**To do:**
In the records below, some lines hold the word "text". Copy each of those lines.

══ Records supplied

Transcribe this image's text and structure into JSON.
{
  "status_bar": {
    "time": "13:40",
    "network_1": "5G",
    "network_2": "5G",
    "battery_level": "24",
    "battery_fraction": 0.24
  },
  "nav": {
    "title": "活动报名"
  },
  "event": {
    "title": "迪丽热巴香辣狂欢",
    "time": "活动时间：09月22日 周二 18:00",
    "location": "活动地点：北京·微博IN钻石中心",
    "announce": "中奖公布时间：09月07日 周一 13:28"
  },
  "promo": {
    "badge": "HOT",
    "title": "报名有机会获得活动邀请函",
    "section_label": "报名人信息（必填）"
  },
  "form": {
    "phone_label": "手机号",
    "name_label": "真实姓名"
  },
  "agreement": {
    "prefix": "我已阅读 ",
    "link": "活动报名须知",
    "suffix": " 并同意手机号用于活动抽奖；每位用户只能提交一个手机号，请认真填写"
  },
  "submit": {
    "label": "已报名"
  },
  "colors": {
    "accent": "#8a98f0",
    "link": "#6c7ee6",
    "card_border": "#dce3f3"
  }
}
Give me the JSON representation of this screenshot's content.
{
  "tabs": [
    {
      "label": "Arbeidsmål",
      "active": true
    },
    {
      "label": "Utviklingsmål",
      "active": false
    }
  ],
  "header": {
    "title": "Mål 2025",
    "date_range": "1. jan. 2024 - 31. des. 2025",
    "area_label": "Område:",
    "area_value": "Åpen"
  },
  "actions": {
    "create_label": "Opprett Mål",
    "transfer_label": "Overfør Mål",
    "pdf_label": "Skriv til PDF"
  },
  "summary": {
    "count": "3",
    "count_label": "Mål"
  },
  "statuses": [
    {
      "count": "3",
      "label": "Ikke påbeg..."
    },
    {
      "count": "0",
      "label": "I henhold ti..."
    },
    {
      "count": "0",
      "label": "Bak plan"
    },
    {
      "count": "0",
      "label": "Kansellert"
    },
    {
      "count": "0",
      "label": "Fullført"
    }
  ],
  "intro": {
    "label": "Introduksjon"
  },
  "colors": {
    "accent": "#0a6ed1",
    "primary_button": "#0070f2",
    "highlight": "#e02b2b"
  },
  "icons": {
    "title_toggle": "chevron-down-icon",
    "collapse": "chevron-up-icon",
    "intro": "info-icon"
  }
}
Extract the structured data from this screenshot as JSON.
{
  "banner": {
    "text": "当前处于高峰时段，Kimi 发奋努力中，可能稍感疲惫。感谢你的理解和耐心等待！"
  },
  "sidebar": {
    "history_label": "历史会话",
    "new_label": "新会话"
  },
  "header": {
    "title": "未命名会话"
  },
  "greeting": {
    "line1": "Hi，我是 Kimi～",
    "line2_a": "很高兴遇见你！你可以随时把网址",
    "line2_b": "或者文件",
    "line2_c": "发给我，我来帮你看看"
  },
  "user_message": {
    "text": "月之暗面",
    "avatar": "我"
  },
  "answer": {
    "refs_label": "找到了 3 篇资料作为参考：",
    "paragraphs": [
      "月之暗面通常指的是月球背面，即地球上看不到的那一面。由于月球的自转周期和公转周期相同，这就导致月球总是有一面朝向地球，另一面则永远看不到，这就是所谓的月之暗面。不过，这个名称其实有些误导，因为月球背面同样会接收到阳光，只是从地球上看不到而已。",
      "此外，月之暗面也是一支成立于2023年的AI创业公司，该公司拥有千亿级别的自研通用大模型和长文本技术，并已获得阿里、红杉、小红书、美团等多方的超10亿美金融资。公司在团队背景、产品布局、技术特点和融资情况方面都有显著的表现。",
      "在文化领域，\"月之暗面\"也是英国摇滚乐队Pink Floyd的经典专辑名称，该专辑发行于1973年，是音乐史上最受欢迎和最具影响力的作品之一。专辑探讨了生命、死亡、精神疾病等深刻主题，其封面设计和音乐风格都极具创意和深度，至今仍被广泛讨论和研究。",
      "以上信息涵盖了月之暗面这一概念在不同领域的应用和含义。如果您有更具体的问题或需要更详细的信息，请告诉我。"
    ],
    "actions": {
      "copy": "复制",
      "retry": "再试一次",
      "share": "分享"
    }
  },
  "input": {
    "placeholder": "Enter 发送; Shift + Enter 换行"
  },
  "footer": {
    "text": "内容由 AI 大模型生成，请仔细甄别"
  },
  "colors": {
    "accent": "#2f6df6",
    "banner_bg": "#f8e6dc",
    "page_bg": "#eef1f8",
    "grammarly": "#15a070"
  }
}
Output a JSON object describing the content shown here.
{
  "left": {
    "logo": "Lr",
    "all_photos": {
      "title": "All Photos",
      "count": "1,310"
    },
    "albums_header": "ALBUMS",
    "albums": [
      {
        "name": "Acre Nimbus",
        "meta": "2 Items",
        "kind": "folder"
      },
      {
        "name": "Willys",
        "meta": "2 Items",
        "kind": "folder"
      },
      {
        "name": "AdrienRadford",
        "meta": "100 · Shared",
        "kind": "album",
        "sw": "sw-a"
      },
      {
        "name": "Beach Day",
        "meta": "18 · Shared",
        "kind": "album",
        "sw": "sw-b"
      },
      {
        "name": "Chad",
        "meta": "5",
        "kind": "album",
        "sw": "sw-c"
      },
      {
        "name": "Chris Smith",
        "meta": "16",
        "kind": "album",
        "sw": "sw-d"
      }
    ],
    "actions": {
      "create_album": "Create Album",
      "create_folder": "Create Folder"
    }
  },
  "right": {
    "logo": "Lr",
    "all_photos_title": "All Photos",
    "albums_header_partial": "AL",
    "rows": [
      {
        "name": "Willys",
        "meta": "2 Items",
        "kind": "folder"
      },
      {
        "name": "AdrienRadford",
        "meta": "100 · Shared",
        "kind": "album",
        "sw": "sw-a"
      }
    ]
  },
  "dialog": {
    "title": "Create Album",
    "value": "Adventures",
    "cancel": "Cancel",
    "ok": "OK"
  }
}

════

**Reply:**
Transcribe this image's text and structure into JSON.
    "text": "当前处于高峰时段，Kimi 发奋努力中，可能稍感疲惫。感谢你的理解和耐心等待！"
    "text": "月之暗面",
    "text": "内容由 AI 大模型生成，请仔细甄别"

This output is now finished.